__What you should do__.
Every line of the material below that holds the string "handle" should be copied.

__Exercise material__.
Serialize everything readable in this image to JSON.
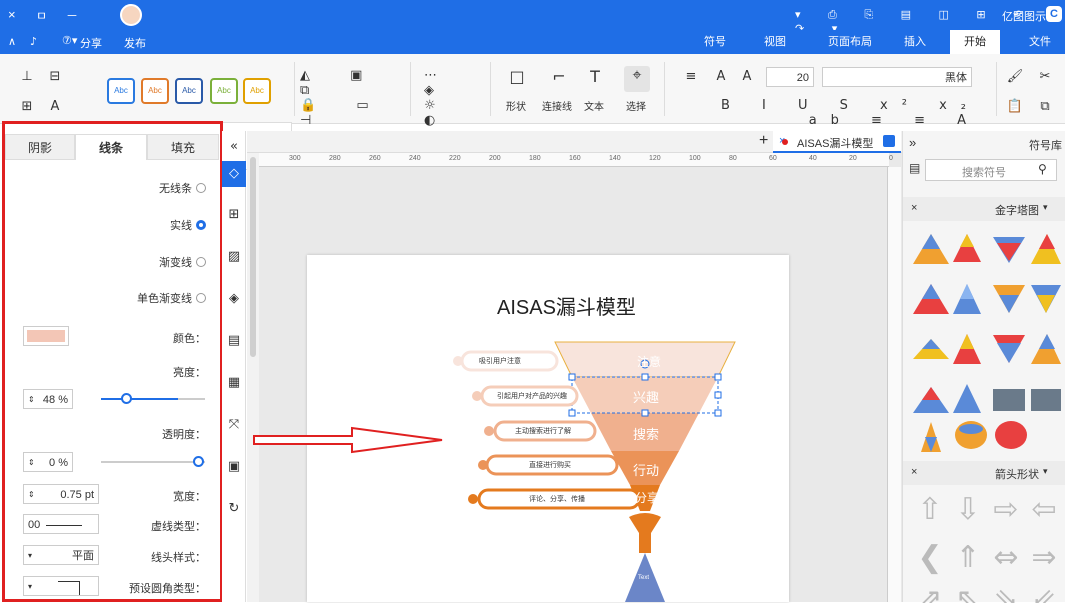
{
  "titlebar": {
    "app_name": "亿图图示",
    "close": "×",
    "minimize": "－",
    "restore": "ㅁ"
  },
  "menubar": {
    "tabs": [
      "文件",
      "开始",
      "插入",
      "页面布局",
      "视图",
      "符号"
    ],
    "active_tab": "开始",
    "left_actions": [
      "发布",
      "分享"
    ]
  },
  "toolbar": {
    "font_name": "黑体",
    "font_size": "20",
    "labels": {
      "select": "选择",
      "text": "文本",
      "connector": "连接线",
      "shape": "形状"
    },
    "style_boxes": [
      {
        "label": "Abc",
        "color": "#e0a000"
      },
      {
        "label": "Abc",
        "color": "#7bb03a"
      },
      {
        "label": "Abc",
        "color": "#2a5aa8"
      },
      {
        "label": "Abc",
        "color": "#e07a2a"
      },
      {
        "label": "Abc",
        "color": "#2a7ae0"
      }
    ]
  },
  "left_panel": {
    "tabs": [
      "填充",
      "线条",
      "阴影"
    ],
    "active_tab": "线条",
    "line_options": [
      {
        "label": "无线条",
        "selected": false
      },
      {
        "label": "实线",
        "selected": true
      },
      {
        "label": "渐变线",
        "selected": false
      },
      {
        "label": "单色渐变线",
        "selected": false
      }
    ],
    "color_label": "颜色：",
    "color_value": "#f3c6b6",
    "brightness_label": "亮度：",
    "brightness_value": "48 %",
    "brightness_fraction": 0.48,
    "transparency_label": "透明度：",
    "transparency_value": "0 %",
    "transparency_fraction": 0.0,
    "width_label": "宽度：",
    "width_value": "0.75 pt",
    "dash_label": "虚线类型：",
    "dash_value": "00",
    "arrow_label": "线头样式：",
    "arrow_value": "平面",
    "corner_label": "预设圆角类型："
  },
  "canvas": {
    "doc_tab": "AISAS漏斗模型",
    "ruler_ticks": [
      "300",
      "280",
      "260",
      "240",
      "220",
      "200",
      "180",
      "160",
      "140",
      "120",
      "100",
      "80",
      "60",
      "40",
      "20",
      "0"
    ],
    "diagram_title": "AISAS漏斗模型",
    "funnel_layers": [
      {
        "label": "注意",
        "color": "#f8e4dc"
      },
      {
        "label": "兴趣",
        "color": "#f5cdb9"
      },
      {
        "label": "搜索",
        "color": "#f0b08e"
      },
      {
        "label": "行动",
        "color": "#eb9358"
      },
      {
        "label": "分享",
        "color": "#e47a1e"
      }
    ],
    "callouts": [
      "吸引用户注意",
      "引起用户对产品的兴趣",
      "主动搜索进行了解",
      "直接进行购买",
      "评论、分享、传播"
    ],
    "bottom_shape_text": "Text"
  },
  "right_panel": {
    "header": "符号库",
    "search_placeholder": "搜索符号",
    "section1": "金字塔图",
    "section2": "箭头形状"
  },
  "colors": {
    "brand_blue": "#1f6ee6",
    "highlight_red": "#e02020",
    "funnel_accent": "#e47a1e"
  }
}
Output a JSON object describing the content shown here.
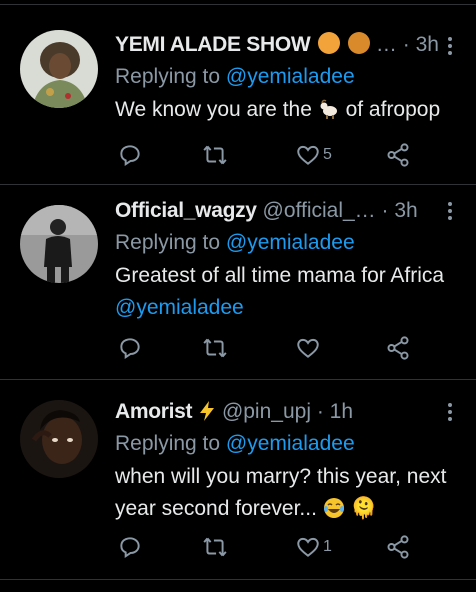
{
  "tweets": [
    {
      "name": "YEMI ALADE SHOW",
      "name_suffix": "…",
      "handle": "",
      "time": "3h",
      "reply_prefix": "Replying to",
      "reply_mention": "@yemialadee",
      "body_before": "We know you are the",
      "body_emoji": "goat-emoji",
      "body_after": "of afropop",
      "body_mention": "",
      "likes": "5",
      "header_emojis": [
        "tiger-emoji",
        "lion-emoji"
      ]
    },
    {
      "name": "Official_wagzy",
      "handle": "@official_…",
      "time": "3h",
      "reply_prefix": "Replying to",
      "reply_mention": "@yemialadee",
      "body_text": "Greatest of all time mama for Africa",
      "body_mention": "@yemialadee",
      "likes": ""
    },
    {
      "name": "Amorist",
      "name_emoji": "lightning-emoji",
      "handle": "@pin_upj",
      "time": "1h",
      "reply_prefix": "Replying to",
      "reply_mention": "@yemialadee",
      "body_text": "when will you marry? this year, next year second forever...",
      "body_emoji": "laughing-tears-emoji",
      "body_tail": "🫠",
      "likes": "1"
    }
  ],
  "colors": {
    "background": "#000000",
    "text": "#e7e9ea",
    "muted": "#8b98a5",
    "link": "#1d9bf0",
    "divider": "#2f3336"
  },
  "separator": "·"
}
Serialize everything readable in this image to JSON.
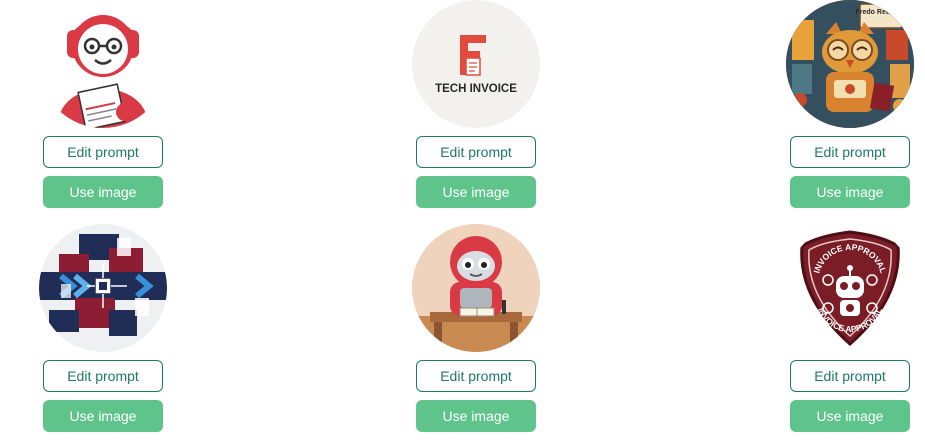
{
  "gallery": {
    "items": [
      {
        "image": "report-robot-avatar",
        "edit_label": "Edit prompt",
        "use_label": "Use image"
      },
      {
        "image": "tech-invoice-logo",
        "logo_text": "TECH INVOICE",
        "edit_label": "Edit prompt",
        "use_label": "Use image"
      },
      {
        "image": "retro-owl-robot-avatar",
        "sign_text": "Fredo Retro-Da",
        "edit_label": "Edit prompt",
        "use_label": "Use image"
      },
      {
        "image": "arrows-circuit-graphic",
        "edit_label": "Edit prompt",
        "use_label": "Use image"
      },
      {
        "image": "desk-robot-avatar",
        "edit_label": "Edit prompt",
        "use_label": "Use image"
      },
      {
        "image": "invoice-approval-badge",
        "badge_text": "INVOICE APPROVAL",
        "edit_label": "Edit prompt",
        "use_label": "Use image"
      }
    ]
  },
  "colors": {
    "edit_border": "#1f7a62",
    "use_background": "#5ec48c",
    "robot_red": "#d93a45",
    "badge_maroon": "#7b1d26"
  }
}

__Response below__.
      "handle": "",
      "handle": "@official_…",
      "handle": "@pin_upj",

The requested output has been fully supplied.